EXERCISE DETAILS:
Below are the records; count the lines that include the string "title" and give only that number.
GIVEN DATA Block Start
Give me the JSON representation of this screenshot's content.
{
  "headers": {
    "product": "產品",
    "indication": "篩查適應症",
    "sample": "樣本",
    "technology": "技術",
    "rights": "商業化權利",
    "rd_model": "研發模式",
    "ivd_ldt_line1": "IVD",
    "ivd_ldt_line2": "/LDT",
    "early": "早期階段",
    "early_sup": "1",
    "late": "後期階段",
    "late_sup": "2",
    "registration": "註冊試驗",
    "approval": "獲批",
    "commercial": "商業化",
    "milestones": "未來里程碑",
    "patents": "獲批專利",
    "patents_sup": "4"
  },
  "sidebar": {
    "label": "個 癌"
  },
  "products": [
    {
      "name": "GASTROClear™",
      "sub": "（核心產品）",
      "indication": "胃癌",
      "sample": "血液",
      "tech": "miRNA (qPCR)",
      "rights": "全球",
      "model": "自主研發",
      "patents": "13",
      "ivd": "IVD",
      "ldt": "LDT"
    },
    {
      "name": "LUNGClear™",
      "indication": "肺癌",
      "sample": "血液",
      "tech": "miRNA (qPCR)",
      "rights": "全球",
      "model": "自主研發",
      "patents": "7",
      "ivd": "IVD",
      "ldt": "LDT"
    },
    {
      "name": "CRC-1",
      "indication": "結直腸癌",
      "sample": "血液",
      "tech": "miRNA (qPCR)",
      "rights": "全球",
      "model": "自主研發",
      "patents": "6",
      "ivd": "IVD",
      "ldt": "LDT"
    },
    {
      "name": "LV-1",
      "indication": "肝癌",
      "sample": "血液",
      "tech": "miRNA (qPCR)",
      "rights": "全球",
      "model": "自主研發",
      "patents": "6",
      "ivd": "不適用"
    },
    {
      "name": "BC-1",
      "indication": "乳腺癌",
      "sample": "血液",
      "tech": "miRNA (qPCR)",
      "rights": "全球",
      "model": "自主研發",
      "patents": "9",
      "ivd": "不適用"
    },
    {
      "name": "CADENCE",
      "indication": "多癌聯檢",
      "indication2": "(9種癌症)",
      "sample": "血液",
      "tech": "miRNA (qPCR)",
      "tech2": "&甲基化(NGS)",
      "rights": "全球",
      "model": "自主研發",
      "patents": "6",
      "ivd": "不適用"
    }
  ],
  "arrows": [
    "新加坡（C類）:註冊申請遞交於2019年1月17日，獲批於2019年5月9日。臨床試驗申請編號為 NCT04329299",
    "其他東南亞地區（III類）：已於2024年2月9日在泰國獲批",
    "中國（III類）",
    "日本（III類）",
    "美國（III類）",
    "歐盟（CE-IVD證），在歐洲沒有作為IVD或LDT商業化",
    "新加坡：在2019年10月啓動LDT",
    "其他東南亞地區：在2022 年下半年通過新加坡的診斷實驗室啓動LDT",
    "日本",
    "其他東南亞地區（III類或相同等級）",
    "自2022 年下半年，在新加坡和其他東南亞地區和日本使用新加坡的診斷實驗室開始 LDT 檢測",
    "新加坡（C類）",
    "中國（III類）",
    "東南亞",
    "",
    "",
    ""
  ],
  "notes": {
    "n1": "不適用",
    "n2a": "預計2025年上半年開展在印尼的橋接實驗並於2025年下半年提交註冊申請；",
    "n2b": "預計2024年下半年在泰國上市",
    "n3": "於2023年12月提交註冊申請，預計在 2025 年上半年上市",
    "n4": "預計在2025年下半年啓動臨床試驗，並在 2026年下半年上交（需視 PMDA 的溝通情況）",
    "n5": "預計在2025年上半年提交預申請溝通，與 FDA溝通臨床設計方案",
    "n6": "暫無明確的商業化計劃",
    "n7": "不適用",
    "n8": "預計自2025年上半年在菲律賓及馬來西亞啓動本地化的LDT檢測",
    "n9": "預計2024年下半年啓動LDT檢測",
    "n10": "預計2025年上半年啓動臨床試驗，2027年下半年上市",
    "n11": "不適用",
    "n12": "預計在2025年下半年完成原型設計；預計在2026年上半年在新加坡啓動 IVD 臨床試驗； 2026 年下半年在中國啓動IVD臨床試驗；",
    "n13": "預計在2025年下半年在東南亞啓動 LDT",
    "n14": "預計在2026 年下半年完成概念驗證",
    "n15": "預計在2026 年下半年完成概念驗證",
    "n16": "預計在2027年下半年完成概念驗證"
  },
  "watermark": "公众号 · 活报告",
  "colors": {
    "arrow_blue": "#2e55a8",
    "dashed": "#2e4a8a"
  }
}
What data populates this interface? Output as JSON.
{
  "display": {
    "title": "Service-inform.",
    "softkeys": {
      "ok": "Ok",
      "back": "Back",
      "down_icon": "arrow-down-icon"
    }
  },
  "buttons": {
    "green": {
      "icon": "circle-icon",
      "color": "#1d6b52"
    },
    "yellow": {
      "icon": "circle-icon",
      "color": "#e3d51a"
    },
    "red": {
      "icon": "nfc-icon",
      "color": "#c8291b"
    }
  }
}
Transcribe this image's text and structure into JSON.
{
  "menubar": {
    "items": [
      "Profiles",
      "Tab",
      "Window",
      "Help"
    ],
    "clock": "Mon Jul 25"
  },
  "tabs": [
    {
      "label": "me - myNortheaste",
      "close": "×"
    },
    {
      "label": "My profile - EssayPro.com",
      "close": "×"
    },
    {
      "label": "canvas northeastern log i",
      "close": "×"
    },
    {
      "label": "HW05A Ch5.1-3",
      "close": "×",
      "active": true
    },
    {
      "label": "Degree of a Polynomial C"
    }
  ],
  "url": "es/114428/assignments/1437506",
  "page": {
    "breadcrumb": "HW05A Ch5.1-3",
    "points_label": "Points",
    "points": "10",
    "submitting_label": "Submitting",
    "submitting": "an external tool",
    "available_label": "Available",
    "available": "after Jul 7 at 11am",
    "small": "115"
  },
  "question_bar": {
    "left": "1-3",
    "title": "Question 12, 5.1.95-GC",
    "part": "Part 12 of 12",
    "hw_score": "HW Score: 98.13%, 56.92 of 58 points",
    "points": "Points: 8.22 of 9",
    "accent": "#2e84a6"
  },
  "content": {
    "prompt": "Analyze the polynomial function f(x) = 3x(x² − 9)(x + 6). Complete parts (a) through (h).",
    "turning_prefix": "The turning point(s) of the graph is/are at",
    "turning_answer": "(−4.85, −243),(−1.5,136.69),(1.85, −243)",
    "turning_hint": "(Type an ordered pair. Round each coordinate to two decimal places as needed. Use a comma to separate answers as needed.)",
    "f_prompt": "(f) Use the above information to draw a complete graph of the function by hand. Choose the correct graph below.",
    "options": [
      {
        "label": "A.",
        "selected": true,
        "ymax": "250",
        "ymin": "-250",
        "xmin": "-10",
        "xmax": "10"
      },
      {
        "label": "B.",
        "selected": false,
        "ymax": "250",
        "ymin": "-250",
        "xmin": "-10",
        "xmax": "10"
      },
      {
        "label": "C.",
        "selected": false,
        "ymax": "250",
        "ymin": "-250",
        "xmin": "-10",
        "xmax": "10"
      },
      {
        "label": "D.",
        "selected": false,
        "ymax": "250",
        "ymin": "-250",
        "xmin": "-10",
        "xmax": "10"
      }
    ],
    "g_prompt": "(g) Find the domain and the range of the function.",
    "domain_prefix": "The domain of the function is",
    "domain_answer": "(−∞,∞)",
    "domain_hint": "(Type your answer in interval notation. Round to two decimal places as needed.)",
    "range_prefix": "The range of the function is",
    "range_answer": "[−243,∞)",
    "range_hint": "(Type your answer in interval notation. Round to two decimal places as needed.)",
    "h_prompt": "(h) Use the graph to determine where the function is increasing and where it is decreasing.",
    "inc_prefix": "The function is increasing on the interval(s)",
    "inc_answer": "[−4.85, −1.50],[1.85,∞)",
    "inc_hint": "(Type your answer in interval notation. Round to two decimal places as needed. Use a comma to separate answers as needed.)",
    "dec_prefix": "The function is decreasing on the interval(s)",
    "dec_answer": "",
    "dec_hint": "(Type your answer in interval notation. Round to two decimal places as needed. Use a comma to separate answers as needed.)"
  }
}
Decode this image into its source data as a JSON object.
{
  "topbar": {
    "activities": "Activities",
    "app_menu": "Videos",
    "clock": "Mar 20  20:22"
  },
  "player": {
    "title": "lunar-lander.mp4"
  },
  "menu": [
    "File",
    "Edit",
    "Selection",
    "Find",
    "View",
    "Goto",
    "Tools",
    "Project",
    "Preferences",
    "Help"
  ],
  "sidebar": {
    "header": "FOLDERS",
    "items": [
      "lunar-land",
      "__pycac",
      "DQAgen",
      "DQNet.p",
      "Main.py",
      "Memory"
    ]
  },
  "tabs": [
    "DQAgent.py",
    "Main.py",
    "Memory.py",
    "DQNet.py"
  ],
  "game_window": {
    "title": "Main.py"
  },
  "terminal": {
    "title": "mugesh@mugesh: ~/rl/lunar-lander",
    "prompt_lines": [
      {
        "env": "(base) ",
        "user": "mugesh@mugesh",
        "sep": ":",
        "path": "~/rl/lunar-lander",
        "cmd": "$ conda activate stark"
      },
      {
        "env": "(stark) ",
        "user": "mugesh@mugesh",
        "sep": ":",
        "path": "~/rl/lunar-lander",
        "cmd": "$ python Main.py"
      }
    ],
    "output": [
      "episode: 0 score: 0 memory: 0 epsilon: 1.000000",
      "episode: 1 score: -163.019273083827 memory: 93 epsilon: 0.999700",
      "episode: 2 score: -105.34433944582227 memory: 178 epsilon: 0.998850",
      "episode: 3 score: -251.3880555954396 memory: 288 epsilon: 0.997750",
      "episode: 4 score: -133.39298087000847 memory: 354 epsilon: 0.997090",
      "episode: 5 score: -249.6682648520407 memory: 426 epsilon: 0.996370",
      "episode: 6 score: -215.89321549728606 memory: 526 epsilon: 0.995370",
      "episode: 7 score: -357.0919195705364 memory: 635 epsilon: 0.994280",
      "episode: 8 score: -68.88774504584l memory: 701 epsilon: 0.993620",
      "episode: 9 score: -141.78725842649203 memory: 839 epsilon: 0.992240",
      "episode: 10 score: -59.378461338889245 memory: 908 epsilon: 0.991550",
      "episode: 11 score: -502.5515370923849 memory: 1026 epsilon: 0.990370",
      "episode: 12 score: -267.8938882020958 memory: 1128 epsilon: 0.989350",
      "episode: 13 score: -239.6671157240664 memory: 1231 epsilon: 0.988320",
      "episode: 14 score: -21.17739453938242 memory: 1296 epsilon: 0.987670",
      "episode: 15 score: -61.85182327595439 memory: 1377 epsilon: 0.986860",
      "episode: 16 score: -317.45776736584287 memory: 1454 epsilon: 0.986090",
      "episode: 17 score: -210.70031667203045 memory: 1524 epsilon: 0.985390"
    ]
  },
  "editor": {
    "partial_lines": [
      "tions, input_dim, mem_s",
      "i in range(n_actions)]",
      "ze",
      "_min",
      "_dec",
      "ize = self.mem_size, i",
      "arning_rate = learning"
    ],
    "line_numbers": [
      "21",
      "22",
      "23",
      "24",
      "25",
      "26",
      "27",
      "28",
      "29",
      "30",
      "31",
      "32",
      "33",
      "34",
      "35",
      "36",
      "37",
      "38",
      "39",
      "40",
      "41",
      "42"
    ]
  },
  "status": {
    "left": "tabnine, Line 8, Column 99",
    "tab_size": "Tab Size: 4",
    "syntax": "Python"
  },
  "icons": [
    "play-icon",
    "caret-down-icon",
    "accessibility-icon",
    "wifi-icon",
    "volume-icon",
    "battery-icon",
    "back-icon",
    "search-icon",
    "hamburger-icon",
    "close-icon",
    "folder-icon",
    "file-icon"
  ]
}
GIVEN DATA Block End
ANSWER SPACE:
5